TASK TO COMPLETE: Which lines in the records below contain the word "number"? Copy each one.

RECORDS PROVIDED:
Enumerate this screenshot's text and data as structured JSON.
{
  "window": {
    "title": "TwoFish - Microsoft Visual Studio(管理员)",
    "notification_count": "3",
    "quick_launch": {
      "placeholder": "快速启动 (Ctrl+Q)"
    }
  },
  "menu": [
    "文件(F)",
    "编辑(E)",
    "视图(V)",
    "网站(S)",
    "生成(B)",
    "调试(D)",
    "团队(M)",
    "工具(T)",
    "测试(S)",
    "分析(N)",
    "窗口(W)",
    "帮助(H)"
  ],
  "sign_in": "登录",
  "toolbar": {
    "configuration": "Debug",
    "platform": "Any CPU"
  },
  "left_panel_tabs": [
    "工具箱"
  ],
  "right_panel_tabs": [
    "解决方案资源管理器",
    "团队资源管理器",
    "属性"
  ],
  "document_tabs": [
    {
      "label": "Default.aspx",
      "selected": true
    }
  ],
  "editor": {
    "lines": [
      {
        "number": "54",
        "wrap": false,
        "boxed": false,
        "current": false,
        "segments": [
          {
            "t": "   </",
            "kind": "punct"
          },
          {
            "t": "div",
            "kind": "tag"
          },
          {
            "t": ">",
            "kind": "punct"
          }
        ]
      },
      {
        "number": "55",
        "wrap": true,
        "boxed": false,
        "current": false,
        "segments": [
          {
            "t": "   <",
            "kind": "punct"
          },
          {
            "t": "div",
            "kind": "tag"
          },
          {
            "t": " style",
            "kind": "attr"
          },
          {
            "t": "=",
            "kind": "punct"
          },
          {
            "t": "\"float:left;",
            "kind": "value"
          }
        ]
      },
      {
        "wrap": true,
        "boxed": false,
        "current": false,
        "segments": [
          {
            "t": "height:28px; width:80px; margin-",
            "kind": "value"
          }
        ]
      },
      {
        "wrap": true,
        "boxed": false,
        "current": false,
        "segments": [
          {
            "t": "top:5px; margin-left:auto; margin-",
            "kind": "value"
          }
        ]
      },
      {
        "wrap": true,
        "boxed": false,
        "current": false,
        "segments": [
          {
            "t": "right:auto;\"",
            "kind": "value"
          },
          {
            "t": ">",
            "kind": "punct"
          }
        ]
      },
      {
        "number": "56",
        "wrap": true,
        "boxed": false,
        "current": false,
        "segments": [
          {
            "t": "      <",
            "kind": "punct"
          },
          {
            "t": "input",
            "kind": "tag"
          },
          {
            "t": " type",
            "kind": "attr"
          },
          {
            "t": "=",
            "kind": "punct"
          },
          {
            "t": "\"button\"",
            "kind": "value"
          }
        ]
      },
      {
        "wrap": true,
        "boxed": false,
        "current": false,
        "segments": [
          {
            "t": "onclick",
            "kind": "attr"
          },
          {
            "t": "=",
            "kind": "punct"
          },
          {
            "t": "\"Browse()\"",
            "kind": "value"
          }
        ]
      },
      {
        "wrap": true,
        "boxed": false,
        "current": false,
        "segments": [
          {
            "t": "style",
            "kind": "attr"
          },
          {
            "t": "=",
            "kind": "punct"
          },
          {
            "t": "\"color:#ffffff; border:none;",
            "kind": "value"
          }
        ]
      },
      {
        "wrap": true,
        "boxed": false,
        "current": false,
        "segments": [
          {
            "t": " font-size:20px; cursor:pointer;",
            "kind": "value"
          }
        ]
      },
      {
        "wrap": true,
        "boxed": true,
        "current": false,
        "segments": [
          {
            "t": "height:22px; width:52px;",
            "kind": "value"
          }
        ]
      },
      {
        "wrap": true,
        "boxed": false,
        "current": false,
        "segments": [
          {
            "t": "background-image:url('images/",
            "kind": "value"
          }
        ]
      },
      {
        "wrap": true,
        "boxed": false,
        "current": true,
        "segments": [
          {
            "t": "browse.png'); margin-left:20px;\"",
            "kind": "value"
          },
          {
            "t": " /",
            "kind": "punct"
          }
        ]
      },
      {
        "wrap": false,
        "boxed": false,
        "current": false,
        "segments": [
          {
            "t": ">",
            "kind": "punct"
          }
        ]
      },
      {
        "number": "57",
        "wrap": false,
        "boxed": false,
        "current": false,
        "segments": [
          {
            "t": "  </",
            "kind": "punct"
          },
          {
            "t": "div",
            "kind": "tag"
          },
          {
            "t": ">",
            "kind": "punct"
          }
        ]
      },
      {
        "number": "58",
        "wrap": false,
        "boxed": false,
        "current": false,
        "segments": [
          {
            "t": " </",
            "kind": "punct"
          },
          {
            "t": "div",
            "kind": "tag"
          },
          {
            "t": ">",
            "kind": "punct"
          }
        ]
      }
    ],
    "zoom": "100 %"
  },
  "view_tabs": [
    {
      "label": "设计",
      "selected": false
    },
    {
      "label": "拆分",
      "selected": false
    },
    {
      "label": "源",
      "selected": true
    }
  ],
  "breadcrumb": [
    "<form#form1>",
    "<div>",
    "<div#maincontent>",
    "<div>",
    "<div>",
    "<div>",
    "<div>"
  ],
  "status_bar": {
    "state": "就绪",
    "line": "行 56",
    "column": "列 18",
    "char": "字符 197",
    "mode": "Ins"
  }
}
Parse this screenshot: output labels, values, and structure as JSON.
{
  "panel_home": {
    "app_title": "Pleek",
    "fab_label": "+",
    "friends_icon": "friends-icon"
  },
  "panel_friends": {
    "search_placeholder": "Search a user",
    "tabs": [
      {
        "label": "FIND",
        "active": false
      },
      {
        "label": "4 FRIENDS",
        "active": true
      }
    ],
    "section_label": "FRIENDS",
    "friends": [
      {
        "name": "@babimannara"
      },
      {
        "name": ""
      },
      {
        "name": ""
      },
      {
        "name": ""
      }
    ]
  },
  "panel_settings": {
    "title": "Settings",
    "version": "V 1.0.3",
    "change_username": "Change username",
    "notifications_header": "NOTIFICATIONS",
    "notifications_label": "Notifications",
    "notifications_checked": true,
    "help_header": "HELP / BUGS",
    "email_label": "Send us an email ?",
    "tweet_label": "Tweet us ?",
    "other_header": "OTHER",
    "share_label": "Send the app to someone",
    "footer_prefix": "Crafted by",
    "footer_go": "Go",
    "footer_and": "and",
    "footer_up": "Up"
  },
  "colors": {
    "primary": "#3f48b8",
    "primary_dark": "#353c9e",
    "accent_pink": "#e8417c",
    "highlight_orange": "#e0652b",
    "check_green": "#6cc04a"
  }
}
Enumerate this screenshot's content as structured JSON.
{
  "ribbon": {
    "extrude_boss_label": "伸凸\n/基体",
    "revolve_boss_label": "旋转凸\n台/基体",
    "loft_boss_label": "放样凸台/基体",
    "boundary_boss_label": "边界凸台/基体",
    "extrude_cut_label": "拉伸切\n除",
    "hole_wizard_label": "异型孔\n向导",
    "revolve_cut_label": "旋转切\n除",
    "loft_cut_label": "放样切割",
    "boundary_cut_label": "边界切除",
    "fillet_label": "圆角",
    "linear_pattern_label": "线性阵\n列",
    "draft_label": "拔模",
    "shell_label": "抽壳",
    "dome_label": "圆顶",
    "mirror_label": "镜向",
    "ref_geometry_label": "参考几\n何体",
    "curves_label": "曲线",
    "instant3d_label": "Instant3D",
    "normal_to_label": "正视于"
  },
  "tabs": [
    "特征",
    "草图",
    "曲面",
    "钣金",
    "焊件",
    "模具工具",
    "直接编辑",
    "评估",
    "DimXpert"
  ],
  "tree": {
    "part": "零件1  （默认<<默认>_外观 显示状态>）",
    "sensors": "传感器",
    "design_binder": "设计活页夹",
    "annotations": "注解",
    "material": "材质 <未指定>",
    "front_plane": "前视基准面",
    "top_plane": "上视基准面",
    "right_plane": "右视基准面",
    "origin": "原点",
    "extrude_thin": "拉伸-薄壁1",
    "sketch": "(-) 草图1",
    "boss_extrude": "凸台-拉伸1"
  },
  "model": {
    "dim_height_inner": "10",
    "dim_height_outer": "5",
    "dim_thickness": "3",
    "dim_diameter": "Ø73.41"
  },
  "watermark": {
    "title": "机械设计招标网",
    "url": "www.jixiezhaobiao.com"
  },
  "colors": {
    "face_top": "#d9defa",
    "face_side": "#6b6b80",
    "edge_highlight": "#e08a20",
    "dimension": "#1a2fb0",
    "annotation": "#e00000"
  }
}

TASK ANSWER:
        "number": "54",
        "number": "55",
        "number": "56",
        "number": "57",
        "number": "58",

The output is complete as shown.